I came into T2 right behind Kevin Collington, who had apparently had some really bad luck on the bike course, getting a flat and a drafting violation. I knew he could run, so I figured we could work together. Unfortunately, as I started the run, I felt a cramp coming on, so I stopped for a sec, worked it out, and then eased back into things. It was what I needed to do, but Collington was long gone. I got into a rhythm and started reeling off miles in the high 5:30’s and low 5:40’s. At the first turnaround at mile 2.5, I realized I was WAY behind that pack, and running 5:30 miles probably wouldn’t put me up into the mix by the end. “What? You mean those pros can swim super fast, bike super fast, AND run decently well? They don’t have a weakness?” Welcome to the pros, newbie.

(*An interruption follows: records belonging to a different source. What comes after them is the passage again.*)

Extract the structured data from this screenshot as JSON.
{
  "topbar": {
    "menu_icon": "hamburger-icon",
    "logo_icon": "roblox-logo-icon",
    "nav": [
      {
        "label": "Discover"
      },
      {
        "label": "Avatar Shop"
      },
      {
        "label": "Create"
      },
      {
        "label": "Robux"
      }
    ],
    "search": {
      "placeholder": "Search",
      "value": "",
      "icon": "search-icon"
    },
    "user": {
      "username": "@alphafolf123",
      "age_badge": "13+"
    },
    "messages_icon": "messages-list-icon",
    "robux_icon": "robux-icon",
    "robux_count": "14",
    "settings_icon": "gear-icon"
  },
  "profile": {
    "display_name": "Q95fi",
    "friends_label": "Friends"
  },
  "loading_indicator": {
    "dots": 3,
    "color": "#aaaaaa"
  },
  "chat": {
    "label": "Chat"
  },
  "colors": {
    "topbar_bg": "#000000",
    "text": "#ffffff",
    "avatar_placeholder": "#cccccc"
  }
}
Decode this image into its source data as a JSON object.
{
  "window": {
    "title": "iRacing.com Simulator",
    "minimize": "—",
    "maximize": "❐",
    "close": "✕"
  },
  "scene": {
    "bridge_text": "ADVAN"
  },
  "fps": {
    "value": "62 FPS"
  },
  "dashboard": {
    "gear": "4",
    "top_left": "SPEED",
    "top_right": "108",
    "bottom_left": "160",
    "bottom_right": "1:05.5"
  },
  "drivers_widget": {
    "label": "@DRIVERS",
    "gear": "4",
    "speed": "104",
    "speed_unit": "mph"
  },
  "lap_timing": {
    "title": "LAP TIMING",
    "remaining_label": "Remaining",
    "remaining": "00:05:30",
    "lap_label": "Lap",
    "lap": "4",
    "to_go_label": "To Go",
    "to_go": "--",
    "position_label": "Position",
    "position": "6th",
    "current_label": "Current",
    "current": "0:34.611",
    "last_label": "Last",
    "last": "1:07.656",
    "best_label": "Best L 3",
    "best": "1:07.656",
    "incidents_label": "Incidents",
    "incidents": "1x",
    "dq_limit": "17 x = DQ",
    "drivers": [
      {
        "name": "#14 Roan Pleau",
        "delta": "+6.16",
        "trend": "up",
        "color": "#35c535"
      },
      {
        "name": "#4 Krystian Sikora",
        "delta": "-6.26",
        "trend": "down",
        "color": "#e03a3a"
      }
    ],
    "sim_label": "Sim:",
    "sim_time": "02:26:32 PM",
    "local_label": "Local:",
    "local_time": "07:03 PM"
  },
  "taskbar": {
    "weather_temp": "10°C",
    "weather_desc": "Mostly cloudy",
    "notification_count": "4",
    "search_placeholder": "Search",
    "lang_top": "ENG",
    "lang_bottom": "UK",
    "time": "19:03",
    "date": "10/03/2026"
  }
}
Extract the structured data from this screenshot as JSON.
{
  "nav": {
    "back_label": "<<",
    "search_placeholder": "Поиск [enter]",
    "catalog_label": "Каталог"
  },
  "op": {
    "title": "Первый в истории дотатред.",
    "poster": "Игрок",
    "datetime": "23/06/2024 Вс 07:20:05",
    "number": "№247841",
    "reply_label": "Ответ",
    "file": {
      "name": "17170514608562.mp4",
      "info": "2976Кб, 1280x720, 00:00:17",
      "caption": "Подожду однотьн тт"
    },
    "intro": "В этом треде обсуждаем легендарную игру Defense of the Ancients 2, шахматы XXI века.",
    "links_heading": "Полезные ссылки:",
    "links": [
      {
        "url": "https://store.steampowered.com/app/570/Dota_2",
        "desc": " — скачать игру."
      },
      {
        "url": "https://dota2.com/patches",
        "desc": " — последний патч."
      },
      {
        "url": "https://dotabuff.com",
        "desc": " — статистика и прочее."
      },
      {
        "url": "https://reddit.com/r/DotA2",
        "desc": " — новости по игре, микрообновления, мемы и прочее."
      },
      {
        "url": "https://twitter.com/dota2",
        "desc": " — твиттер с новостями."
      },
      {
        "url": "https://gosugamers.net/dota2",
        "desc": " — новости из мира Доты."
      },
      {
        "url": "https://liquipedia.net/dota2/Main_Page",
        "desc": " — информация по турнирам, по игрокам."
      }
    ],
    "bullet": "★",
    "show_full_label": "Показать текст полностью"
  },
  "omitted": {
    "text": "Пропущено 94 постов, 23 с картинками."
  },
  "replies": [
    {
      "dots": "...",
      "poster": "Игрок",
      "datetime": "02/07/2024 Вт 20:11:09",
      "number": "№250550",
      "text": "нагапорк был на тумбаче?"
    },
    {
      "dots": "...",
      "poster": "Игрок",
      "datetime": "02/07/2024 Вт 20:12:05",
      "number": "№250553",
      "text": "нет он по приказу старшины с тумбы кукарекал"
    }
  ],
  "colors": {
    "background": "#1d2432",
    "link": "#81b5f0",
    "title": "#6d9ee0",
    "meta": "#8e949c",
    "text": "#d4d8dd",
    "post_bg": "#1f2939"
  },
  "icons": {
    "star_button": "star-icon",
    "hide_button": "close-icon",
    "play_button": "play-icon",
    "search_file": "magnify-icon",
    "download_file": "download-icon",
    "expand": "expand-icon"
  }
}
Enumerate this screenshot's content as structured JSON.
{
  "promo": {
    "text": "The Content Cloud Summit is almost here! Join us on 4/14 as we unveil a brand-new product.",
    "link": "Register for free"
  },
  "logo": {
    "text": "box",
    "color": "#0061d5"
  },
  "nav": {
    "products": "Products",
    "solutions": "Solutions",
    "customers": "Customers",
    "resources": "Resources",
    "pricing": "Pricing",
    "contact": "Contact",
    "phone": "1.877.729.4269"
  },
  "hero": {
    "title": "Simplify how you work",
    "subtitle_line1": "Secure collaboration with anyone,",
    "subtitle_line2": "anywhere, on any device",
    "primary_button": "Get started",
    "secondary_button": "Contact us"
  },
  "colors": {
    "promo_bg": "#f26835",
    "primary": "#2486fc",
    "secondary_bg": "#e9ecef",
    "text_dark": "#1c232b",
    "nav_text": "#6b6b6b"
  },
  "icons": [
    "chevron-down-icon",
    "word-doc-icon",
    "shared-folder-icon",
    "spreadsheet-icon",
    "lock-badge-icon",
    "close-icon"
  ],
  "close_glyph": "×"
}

I did what I could, continued my pace, and was catching the guys ahead of me, just not fast enough. Finally in the last 2 miles I passed 10th place and held it through to the end. I ran ok for me, with a 1:15:33, an effort that was solid, but I know I have more in the tank. Finished the race in 10th out of 24.
Finish time: 4:05:33, my second-fastest time at the distance.
1. First of all, I have to thank everyone who made an effort to have this race here. Charlie, Eric, and Jay and Rev3, as well as all of the volunteers, police/fire/lifeguards. I am so thankful to have such a great race here in Williamsburg, and I sincerely hope it stays for a long, long time.
2. The conditions for this race did not play to my strengths, and it really magnified my weaknesses, and I was still able to finish in the top 10. I did the best I could with what I had on the day, and I am happy about that. The guys ahead of me raced their hearts out, and they deserve a huge congrats for great races.
3. I need to continue working on my swimming. When I first got into triathlon, I could barely swim at all. Then I got proficient enough to be successful in amateur races. Now in the pro division, I feel like I can’t swim again. I have so far to go in that regard.
4. Going along with #3, I can’t rely on my bike/run like I have in the past. The guys ahead of me did not come back. I had a couple guys that blew up, but those with solid races stayed out ahead of me the entire way. Even with one of my best bikes and the second-fastest run split on the day, I didn’t make a very big dent into the main group.
5. I’m so thankful that I became a pro this year. Was it challenging? Yes. Did I pretty much get schooled by guys who are far superior triathletes than I am? Yes. That is what I wanted out of this change. I knew it would be tough, and I knew I would face new problems to solve. I know some concrete things I can work on, and I will work on those things. And when I do, I will be a better racer, and ultimately a better triathlete. I have to face the reality that I have to work my way back up the ladder again, and it’s going to take a lot of hard work. And I can do it.
6. The people and companies that help me be the person and racer I am deserve a huge shout out: Tori, Cassidy and my family, Team Snapple, CORE Fitness, 3Sports, Xterra Wetsuits, Mizuno, and Louis Garneau.
At the finish with Kate, Tori, and Cassidy
Top 10 Awards Ceremony